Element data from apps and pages
------

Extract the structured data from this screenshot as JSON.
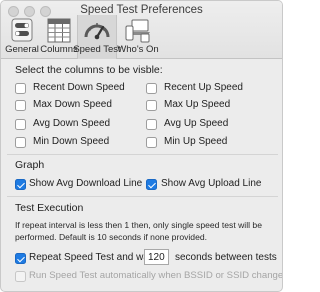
{
  "window": {
    "title": "Speed Test Preferences"
  },
  "toolbar": {
    "items": [
      {
        "label": "General",
        "icon": "gear-switch-icon"
      },
      {
        "label": "Columns",
        "icon": "grid-icon"
      },
      {
        "label": "Speed Test",
        "icon": "speedometer-icon",
        "active": true
      },
      {
        "label": "Who's On",
        "icon": "devices-icon"
      }
    ]
  },
  "columns": {
    "heading": "Select the columns to be visble:",
    "options": {
      "recent_down": {
        "label": "Recent Down Speed",
        "checked": false
      },
      "recent_up": {
        "label": "Recent Up Speed",
        "checked": false
      },
      "max_down": {
        "label": "Max Down Speed",
        "checked": false
      },
      "max_up": {
        "label": "Max Up Speed",
        "checked": false
      },
      "avg_down": {
        "label": "Avg Down Speed",
        "checked": false
      },
      "avg_up": {
        "label": "Avg Up Speed",
        "checked": false
      },
      "min_down": {
        "label": "Min Down Speed",
        "checked": false
      },
      "min_up": {
        "label": "Min Up Speed",
        "checked": false
      }
    }
  },
  "graph": {
    "heading": "Graph",
    "show_avg_download": {
      "label": "Show Avg Download Line",
      "checked": true
    },
    "show_avg_upload": {
      "label": "Show Avg Upload Line",
      "checked": true
    }
  },
  "test_execution": {
    "heading": "Test Execution",
    "note": "If repeat interval is less then 1 then, only single speed test will be performed. Default is 10 seconds if none provided.",
    "repeat": {
      "label": "Repeat Speed Test and wait",
      "checked": true,
      "value": "120",
      "suffix": "seconds between tests"
    },
    "auto_run": {
      "label": "Run Speed Test automatically when BSSID or SSID changes",
      "checked": false,
      "disabled": true
    }
  },
  "colors": {
    "accent": "#1e7be3"
  }
}
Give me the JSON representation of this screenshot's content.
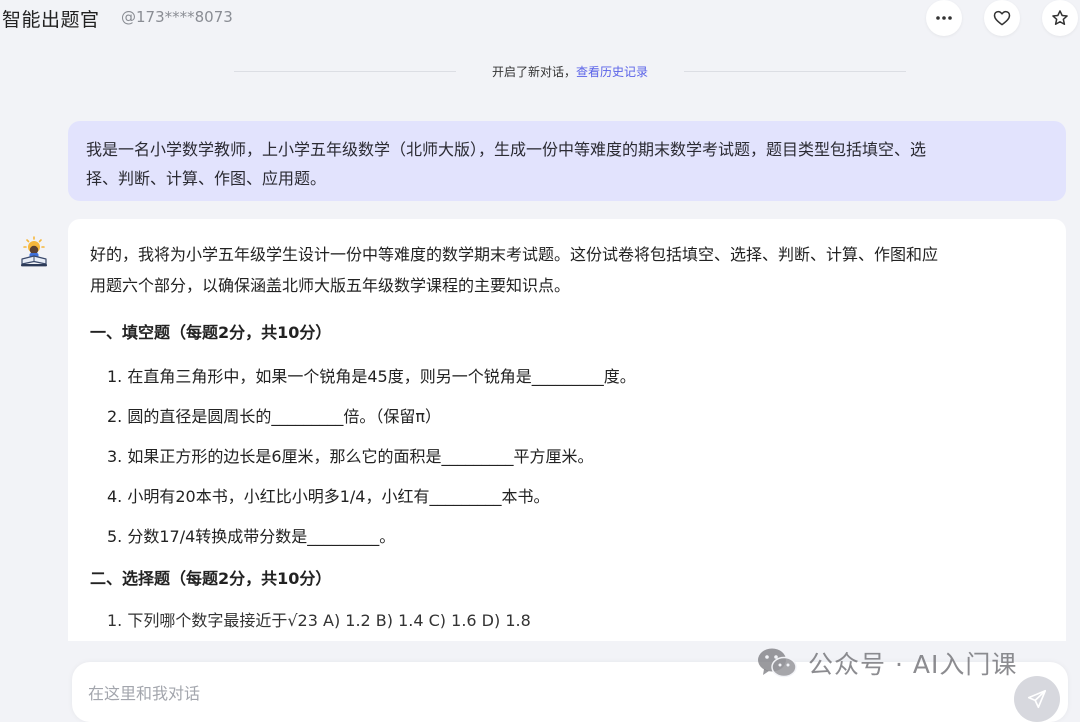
{
  "header": {
    "app_title": "智能出题官",
    "user_id": "@173****8073",
    "icons": [
      "more-icon",
      "heart-icon",
      "star-icon"
    ]
  },
  "divider": {
    "text": "开启了新对话，",
    "link": "查看历史记录"
  },
  "user_message": {
    "line1": "我是一名小学数学教师，上小学五年级数学（北师大版），生成一份中等难度的期末数学考试题，题目类型包括填空、选",
    "line2": "择、判断、计算、作图、应用题。"
  },
  "assistant": {
    "avatar_icon": "teacher-avatar-icon",
    "intro_line1": "好的，我将为小学五年级学生设计一份中等难度的数学期末考试题。这份试卷将包括填空、选择、判断、计算、作图和应",
    "intro_line2": "用题六个部分，以确保涵盖北师大版五年级数学课程的主要知识点。",
    "section1": {
      "heading": "一、填空题（每题2分，共10分）",
      "questions": [
        "1. 在直角三角形中，如果一个锐角是45度，则另一个锐角是_________度。",
        "2. 圆的直径是圆周长的_________倍。（保留π）",
        "3. 如果正方形的边长是6厘米，那么它的面积是_________平方厘米。",
        "4. 小明有20本书，小红比小明多1/4，小红有_________本书。",
        "5. 分数17/4转换成带分数是_________。"
      ]
    },
    "section2": {
      "heading": "二、选择题（每题2分，共10分）",
      "partial_question": "1. 下列哪个数字最接近于√23 A) 1.2 B) 1.4 C) 1.6 D) 1.8"
    }
  },
  "input": {
    "placeholder": "在这里和我对话",
    "value": ""
  },
  "watermark": {
    "text": "公众号 · AI入门课"
  },
  "colors": {
    "accent": "#5b63e8",
    "user_bubble": "#e2e3fd",
    "page_bg": "#f2f3f7"
  }
}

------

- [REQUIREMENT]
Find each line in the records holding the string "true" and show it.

- [ANSWER TO THIS TASK]
        "active": true
      "checked": true
      "checked": true
      "checked": true,
      "disabled": true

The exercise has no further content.